» **Task goal**
Would you restate the data exactly as given?

» **Given entries**
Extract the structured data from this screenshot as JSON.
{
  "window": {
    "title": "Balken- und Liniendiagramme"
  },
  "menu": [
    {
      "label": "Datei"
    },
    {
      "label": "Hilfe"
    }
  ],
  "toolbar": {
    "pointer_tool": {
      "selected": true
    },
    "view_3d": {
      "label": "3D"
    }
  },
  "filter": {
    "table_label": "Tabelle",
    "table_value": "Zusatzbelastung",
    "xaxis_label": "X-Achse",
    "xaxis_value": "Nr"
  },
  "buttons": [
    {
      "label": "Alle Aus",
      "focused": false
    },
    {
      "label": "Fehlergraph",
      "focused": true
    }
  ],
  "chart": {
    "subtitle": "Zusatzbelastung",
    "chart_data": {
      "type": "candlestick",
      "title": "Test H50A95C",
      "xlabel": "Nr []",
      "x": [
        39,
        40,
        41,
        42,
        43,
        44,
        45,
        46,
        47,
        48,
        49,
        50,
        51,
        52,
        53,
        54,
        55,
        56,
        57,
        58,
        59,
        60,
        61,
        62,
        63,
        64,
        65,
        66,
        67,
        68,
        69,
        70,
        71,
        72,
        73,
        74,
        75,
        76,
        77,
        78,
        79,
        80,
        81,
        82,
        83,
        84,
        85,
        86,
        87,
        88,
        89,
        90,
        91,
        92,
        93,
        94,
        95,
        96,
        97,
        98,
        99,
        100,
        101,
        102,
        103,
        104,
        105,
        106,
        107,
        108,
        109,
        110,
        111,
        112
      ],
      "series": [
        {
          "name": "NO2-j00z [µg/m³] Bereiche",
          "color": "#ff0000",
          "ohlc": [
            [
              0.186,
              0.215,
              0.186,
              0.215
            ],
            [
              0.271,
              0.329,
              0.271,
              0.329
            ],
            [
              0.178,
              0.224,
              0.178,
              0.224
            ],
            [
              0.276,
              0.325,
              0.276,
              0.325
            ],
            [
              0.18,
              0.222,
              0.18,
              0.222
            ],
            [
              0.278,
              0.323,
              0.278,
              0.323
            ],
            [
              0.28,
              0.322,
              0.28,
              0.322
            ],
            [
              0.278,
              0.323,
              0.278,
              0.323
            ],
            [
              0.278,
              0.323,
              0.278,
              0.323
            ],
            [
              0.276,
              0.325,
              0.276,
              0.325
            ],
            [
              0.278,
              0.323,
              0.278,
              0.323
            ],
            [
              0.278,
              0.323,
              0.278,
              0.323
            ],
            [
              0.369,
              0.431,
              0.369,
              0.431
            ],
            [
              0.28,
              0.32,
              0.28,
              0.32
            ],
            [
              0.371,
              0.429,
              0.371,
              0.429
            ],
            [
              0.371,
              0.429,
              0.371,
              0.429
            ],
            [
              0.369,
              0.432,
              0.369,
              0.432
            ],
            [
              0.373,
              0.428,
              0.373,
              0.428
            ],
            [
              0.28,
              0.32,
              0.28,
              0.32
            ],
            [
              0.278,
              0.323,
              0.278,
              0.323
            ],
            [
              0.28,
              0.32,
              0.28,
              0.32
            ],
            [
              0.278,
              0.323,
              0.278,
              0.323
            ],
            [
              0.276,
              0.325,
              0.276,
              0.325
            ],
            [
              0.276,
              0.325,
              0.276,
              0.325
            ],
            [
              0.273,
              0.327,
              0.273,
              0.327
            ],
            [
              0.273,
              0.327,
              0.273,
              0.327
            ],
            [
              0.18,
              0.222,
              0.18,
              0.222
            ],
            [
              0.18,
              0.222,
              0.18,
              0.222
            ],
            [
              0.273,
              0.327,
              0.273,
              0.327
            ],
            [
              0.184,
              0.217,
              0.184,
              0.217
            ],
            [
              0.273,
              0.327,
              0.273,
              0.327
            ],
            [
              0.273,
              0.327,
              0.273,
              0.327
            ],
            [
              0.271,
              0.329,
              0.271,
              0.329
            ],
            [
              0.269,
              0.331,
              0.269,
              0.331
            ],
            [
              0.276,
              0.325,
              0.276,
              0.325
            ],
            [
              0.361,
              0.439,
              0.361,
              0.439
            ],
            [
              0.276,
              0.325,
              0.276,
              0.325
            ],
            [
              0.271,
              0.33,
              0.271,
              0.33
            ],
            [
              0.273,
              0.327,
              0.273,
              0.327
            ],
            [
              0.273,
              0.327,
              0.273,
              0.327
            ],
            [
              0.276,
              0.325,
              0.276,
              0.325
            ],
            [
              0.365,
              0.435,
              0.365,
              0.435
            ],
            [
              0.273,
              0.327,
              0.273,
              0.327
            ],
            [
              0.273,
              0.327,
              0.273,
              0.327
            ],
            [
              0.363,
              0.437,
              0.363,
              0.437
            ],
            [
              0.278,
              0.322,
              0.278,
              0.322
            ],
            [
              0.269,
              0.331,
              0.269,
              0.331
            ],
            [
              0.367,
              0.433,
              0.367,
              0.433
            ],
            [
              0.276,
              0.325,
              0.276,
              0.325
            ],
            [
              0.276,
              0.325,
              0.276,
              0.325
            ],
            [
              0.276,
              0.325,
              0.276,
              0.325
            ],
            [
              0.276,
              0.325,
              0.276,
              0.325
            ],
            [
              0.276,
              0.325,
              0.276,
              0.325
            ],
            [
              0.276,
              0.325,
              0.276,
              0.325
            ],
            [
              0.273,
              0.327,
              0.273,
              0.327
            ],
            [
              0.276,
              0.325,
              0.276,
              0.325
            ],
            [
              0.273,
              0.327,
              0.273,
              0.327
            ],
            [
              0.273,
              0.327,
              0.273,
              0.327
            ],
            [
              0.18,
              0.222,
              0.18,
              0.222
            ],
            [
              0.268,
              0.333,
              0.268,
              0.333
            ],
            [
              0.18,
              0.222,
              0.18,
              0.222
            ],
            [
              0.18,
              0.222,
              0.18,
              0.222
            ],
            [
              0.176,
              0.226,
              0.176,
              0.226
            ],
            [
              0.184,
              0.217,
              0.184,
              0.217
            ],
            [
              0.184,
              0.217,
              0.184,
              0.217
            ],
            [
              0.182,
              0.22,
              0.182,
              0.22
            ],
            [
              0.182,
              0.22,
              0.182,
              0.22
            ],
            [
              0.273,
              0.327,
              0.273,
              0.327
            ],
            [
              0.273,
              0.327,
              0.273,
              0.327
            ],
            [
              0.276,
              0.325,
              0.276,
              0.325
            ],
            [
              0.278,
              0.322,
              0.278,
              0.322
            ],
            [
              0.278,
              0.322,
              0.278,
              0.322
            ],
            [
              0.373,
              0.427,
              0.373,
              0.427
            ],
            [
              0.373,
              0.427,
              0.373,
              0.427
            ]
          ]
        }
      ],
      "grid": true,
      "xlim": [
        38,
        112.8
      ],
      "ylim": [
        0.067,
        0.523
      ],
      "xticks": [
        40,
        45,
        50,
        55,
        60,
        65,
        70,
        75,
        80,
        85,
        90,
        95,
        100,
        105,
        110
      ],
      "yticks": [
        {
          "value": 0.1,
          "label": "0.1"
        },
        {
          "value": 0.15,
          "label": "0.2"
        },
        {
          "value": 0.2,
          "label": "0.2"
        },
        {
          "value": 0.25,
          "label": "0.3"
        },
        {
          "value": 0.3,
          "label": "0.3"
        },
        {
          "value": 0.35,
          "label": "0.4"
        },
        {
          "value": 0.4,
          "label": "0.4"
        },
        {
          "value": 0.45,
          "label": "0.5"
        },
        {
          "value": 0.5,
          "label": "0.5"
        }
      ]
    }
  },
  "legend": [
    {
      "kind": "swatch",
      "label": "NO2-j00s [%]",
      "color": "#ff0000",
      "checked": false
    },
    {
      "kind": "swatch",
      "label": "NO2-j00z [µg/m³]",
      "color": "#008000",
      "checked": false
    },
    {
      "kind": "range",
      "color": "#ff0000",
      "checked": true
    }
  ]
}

» **Answer to this task**
Extract the structured data from this screenshot as JSON.
{
  "window": {
    "title": "Balken- und Liniendiagramme"
  },
  "menu": [
    {
      "label": "Datei"
    },
    {
      "label": "Hilfe"
    }
  ],
  "toolbar": {
    "pointer_tool": {
      "selected": true
    },
    "view_3d": {
      "label": "3D"
    }
  },
  "filter": {
    "table_label": "Tabelle",
    "table_value": "Zusatzbelastung",
    "xaxis_label": "X-Achse",
    "xaxis_value": "Nr"
  },
  "buttons": [
    {
      "label": "Alle Aus",
      "focused": false
    },
    {
      "label": "Fehlergraph",
      "focused": true
    }
  ],
  "chart": {
    "subtitle": "Zusatzbelastung",
    "chart_data": {
      "type": "candlestick",
      "title": "Test H50A95C",
      "xlabel": "Nr []",
      "x": [
        39,
        40,
        41,
        42,
        43,
        44,
        45,
        46,
        47,
        48,
        49,
        50,
        51,
        52,
        53,
        54,
        55,
        56,
        57,
        58,
        59,
        60,
        61,
        62,
        63,
        64,
        65,
        66,
        67,
        68,
        69,
        70,
        71,
        72,
        73,
        74,
        75,
        76,
        77,
        78,
        79,
        80,
        81,
        82,
        83,
        84,
        85,
        86,
        87,
        88,
        89,
        90,
        91,
        92,
        93,
        94,
        95,
        96,
        97,
        98,
        99,
        100,
        101,
        102,
        103,
        104,
        105,
        106,
        107,
        108,
        109,
        110,
        111,
        112
      ],
      "series": [
        {
          "name": "NO2-j00z [µg/m³] Bereiche",
          "color": "#ff0000",
          "ohlc": [
            [
              0.186,
              0.215,
              0.186,
              0.215
            ],
            [
              0.271,
              0.329,
              0.271,
              0.329
            ],
            [
              0.178,
              0.224,
              0.178,
              0.224
            ],
            [
              0.276,
              0.325,
              0.276,
              0.325
            ],
            [
              0.18,
              0.222,
              0.18,
              0.222
            ],
            [
              0.278,
              0.323,
              0.278,
              0.323
            ],
            [
              0.28,
              0.322,
              0.28,
              0.322
            ],
            [
              0.278,
              0.323,
              0.278,
              0.323
            ],
            [
              0.278,
              0.323,
              0.278,
              0.323
            ],
            [
              0.276,
              0.325,
              0.276,
              0.325
            ],
            [
              0.278,
              0.323,
              0.278,
              0.323
            ],
            [
              0.278,
              0.323,
              0.278,
              0.323
            ],
            [
              0.369,
              0.431,
              0.369,
              0.431
            ],
            [
              0.28,
              0.32,
              0.28,
              0.32
            ],
            [
              0.371,
              0.429,
              0.371,
              0.429
            ],
            [
              0.371,
              0.429,
              0.371,
              0.429
            ],
            [
              0.369,
              0.432,
              0.369,
              0.432
            ],
            [
              0.373,
              0.428,
              0.373,
              0.428
            ],
            [
              0.28,
              0.32,
              0.28,
              0.32
            ],
            [
              0.278,
              0.323,
              0.278,
              0.323
            ],
            [
              0.28,
              0.32,
              0.28,
              0.32
            ],
            [
              0.278,
              0.323,
              0.278,
              0.323
            ],
            [
              0.276,
              0.325,
              0.276,
              0.325
            ],
            [
              0.276,
              0.325,
              0.276,
              0.325
            ],
            [
              0.273,
              0.327,
              0.273,
              0.327
            ],
            [
              0.273,
              0.327,
              0.273,
              0.327
            ],
            [
              0.18,
              0.222,
              0.18,
              0.222
            ],
            [
              0.18,
              0.222,
              0.18,
              0.222
            ],
            [
              0.273,
              0.327,
              0.273,
              0.327
            ],
            [
              0.184,
              0.217,
              0.184,
              0.217
            ],
            [
              0.273,
              0.327,
              0.273,
              0.327
            ],
            [
              0.273,
              0.327,
              0.273,
              0.327
            ],
            [
              0.271,
              0.329,
              0.271,
              0.329
            ],
            [
              0.269,
              0.331,
              0.269,
              0.331
            ],
            [
              0.276,
              0.325,
              0.276,
              0.325
            ],
            [
              0.361,
              0.439,
              0.361,
              0.439
            ],
            [
              0.276,
              0.325,
              0.276,
              0.325
            ],
            [
              0.271,
              0.33,
              0.271,
              0.33
            ],
            [
              0.273,
              0.327,
              0.273,
              0.327
            ],
            [
              0.273,
              0.327,
              0.273,
              0.327
            ],
            [
              0.276,
              0.325,
              0.276,
              0.325
            ],
            [
              0.365,
              0.435,
              0.365,
              0.435
            ],
            [
              0.273,
              0.327,
              0.273,
              0.327
            ],
            [
              0.273,
              0.327,
              0.273,
              0.327
            ],
            [
              0.363,
              0.437,
              0.363,
              0.437
            ],
            [
              0.278,
              0.322,
              0.278,
              0.322
            ],
            [
              0.269,
              0.331,
              0.269,
              0.331
            ],
            [
              0.367,
              0.433,
              0.367,
              0.433
            ],
            [
              0.276,
              0.325,
              0.276,
              0.325
            ],
            [
              0.276,
              0.325,
              0.276,
              0.325
            ],
            [
              0.276,
              0.325,
              0.276,
              0.325
            ],
            [
              0.276,
              0.325,
              0.276,
              0.325
            ],
            [
              0.276,
              0.325,
              0.276,
              0.325
            ],
            [
              0.276,
              0.325,
              0.276,
              0.325
            ],
            [
              0.273,
              0.327,
              0.273,
              0.327
            ],
            [
              0.276,
              0.325,
              0.276,
              0.325
            ],
            [
              0.273,
              0.327,
              0.273,
              0.327
            ],
            [
              0.273,
              0.327,
              0.273,
              0.327
            ],
            [
              0.18,
              0.222,
              0.18,
              0.222
            ],
            [
              0.268,
              0.333,
              0.268,
              0.333
            ],
            [
              0.18,
              0.222,
              0.18,
              0.222
            ],
            [
              0.18,
              0.222,
              0.18,
              0.222
            ],
            [
              0.176,
              0.226,
              0.176,
              0.226
            ],
            [
              0.184,
              0.217,
              0.184,
              0.217
            ],
            [
              0.184,
              0.217,
              0.184,
              0.217
            ],
            [
              0.182,
              0.22,
              0.182,
              0.22
            ],
            [
              0.182,
              0.22,
              0.182,
              0.22
            ],
            [
              0.273,
              0.327,
              0.273,
              0.327
            ],
            [
              0.273,
              0.327,
              0.273,
              0.327
            ],
            [
              0.276,
              0.325,
              0.276,
              0.325
            ],
            [
              0.278,
              0.322,
              0.278,
              0.322
            ],
            [
              0.278,
              0.322,
              0.278,
              0.322
            ],
            [
              0.373,
              0.427,
              0.373,
              0.427
            ],
            [
              0.373,
              0.427,
              0.373,
              0.427
            ]
          ]
        }
      ],
      "grid": true,
      "xlim": [
        38,
        112.8
      ],
      "ylim": [
        0.067,
        0.523
      ],
      "xticks": [
        40,
        45,
        50,
        55,
        60,
        65,
        70,
        75,
        80,
        85,
        90,
        95,
        100,
        105,
        110
      ],
      "yticks": [
        {
          "value": 0.1,
          "label": "0.1"
        },
        {
          "value": 0.15,
          "label": "0.2"
        },
        {
          "value": 0.2,
          "label": "0.2"
        },
        {
          "value": 0.25,
          "label": "0.3"
        },
        {
          "value": 0.3,
          "label": "0.3"
        },
        {
          "value": 0.35,
          "label": "0.4"
        },
        {
          "value": 0.4,
          "label": "0.4"
        },
        {
          "value": 0.45,
          "label": "0.5"
        },
        {
          "value": 0.5,
          "label": "0.5"
        }
      ]
    }
  },
  "legend": [
    {
      "kind": "swatch",
      "label": "NO2-j00s [%]",
      "color": "#ff0000",
      "checked": false
    },
    {
      "kind": "swatch",
      "label": "NO2-j00z [µg/m³]",
      "color": "#008000",
      "checked": false
    },
    {
      "kind": "range",
      "color": "#ff0000",
      "checked": true
    }
  ]
}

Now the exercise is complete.